Now as far as "observers" there was an iwitness report on evening news last night that some were recording some clips from the 70,000 demonstrations and Syrians "showing" the observers the regime thugs and tanks and also the bullet fire heard in the background.  Sort of what you're saying about "asking for help".  The observer refused to even move and wanted to actually go behind the scene and get away from it all!  So much for the observers!  Flee asap!

The time will come and the Iranian people will overthrow this Government.  They have done it in the past while others were asking for foreign involvement and foreign involvement has actually been part of our history forever, and they will do it again.  It's a tough and dirty business but it can be done without foreign military intervention.  Especially it can be done in Iran since it has been done before.  There was no BenAli MenAli when Iranians took to the streets!

Just say no to foreign military intervention in Iran.   

Everything is sacred


Oon Yaroo

by Faramarz on

That's a great line, but the best clip of the movie is the car washing scene.

It is kind of like on a busy day. The boys are heads down blogging, commenting and arguing, and then come Lucile!



Oon Yaroo

Faramarz, this is why you are the most popular man on IC!

by Oon Yaroo on

You know your $&it so to speak. You just quoted one of the most famous movie lines ever!

I would love to hear it from you with a southern accent, " What we have got here is failure to communicate!"

I assume you remember that the prison warden assistant (the guy with reflective sun glasses) shot Luke (Paul Newmann,  RIP)!

I nominate you to be the prison warden of IC DOT COM!

Teach these Islamic hooligans the proper way of communications!

God Bless warden Faramarz!


 Dear Faramarz: Some

by vildemose on

 Dear Faramarz: Some people just don't like to read. But they love to lecture even if their entire premise is based on NOT READING...Por harfan...

A state of war only serves as an excuse for domestic tyranny.--Aleksandr Solzhenitsyn.


As God as My Witness

by Faramarz on


I never said any of the things that are being attributed to me.

I raise my right hand and swear that “I never said that today Iranians should ask America to invade Iran, destroy and loot the place, put a puppet government in place of the Regime and plunder all the oil and the other natural resources of the country.”

So help me god.

The entire premise of this blog was that, at the proper time (future, not today) and under the right conditions (protesters on the streets, they are not there today, sanctions crippling the Regime, not yet, Regime murdering people, not at the massacre levels yet) is it appropriate to ask for help and what should be the nature of that assistance?
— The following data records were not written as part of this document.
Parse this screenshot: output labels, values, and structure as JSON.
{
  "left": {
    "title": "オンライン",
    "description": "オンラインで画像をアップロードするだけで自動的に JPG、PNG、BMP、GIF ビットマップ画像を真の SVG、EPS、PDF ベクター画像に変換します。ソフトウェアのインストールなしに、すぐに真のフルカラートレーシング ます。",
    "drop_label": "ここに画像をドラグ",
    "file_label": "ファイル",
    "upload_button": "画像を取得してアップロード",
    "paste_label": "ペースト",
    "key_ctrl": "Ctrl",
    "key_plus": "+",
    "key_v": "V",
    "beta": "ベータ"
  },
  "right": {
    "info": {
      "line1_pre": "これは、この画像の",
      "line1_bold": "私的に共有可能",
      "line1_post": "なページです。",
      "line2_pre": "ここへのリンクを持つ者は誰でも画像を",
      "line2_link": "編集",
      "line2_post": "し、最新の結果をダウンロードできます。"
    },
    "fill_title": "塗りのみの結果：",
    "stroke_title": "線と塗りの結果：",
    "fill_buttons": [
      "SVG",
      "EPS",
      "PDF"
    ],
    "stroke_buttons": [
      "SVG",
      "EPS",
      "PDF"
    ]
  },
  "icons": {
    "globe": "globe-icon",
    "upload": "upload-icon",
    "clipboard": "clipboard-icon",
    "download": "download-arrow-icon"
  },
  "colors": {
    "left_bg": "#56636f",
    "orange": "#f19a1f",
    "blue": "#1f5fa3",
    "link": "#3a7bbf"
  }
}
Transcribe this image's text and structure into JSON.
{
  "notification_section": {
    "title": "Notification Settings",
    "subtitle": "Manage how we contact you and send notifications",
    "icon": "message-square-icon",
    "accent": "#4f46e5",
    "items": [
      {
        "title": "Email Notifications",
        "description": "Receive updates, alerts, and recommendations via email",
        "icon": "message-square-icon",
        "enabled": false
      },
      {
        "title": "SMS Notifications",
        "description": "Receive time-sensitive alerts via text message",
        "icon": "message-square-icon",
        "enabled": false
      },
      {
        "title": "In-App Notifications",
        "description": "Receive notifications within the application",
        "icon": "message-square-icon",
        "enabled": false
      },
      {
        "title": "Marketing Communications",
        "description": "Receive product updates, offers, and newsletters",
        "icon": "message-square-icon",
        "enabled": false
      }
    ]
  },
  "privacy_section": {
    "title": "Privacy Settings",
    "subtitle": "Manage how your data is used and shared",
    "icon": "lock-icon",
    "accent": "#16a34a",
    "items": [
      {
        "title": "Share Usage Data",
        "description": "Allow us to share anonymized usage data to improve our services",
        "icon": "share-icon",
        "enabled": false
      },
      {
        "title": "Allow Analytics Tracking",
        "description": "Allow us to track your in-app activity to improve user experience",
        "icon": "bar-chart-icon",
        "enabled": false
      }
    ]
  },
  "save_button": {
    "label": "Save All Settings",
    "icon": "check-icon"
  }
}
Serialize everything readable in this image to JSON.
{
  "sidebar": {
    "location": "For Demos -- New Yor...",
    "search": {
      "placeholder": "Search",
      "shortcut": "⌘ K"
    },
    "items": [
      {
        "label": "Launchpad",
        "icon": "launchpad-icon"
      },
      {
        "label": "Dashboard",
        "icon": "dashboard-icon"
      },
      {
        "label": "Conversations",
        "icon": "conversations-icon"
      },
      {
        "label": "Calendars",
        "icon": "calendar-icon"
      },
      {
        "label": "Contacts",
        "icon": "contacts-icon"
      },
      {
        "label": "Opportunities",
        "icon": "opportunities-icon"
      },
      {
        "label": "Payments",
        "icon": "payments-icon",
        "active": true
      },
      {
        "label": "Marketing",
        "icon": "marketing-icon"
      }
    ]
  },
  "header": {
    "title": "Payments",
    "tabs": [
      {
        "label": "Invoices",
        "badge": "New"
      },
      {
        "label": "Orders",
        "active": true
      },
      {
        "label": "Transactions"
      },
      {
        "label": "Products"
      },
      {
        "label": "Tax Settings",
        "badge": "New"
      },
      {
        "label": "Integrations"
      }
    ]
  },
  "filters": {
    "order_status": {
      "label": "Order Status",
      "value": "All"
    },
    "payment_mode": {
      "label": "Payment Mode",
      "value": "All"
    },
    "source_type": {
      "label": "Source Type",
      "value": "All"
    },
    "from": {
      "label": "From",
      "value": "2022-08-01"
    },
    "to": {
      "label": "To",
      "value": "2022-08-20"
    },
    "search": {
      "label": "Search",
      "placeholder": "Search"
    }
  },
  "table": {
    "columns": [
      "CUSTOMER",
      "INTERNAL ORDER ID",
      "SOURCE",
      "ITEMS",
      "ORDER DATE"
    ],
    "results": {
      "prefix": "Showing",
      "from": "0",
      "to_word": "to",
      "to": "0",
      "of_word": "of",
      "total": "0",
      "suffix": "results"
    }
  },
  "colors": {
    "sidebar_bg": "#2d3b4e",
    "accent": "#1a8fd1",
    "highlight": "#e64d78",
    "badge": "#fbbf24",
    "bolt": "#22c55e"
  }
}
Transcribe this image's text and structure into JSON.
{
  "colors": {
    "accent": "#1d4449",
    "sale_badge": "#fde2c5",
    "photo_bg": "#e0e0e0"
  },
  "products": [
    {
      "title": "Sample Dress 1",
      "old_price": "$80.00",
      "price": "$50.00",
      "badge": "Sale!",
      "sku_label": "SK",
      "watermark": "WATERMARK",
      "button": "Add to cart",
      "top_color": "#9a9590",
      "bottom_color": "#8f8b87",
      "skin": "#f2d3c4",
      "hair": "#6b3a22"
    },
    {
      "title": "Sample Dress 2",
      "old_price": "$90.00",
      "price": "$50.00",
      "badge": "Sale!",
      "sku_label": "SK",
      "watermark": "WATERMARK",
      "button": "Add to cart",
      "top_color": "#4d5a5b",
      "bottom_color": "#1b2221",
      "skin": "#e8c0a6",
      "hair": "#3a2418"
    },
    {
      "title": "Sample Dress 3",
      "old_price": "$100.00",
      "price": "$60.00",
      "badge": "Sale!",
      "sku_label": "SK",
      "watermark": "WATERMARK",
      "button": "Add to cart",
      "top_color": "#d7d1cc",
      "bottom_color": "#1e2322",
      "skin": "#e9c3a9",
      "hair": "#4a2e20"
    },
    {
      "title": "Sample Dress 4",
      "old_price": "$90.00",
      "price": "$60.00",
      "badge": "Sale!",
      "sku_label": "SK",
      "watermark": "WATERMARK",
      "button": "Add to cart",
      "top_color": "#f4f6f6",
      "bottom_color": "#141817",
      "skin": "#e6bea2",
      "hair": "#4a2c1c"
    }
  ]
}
Also, I made the point that dealing with Americans and westerners should not be a taboo (the majority of the people in my neighborhood, my work and around me are Americans and we get along just fine.)



“What we’ve got here is a failure to communicate. Some men you just can't reach. So you get what we had here last week, which is the way he wants it... well, he gets it. I don't like it any more than you men."

-Warden in the movie Cool Hand Luke


adding some more

by BacheShirazi on

Also note that my previous comment says nothing about how complicated it would be. It's not just a matter of asking for help, the issue is very complex.